But what was Cranmer to do? He tried to institute reforms in the church, but was regularly thwarted. The King above him, the bishops below him, and the English people around him largely remained staunch in their Anglo-Catholicism. There were some exceptions to this general trend, of course. Two clergymen in particular, Hugh Latimer and Nicolas Ridley, were a great encouragement to Cranmer in his newfound reformational convictions. These men boldly proclaimed the truth of the gospel, and Cranmer promoted them to positions of prominence within the Church of England. Yet wide-scale reform of the church, at this point, appeared to be a political impossibility.
The answer to Cranmer’s impasse came along with the answer to what had been William Tyndale’s final prayer a few years prior. When Tyndale was Martyred in 1536, his dying words were, “Lord, open the King of England’s eyes!”
In 1538, through a bizarre set of political circumstances that can only be described as providential, King Henry approved the printing of the Bible in English, requiring that a copy of the Scriptures be present in every church of the land! The publication and distribution was completed by 1539. For the first time, the English common people had unprecedented access to the Word of God. Even though Cranmer could do very little from the top-down, God’s Word was doing a mighty work, changing the hearts of everyday Englishmen from the bottom-up!

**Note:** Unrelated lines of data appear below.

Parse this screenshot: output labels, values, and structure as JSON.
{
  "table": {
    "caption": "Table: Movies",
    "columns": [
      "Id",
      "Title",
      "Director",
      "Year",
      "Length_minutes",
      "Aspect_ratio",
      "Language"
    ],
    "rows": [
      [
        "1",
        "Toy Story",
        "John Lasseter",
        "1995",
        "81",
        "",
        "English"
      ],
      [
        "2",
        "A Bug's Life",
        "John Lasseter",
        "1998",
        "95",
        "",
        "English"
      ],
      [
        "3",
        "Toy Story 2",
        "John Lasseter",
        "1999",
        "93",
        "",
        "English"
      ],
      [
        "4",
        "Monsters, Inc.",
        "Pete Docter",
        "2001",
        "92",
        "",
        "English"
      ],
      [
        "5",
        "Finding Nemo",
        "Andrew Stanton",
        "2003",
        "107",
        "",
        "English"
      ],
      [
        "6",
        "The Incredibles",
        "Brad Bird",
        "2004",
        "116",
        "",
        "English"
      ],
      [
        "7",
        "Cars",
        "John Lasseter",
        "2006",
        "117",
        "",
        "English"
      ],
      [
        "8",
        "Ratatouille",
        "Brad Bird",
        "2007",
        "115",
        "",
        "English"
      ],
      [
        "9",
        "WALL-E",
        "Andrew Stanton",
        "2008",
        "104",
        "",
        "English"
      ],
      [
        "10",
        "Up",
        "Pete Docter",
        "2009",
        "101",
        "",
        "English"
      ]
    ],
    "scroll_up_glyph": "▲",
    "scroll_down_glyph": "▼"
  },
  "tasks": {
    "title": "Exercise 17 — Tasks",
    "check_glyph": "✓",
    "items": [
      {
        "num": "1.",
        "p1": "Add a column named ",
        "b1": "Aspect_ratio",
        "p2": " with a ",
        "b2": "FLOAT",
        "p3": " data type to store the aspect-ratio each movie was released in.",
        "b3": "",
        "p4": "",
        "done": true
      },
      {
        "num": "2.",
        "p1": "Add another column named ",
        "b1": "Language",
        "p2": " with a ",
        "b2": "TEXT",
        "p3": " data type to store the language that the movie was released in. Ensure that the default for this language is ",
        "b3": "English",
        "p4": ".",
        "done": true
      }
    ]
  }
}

King Henry died in 1547, and was succeeded by his very Protestant son, Edward VI. With less royal interference, a more biblically literate populace, and a greater number of like-minded clergy than ever before, Cranmer was finally able to achieve wide scale reformation in the Church of England. He set up a set of Protestant doctrinal standards known as the 42 Articles, revised the liturgy of the churches, and changed the language of church services from Latin to English, allowing the people to freely hear the preaching of God’s word. He repudiated the doctrine of transubstantiation, the idea that Christ is continually sacrificed in the Lord’s Supper as the elements are transformed into His literal body and blood. He rather maintained that Christ is spiritually present with His people as they remember Christ’s once for all sacrifice for sins.
The cause of English Reformation was growing by leaps and bounds! But then, tragically, Edward died.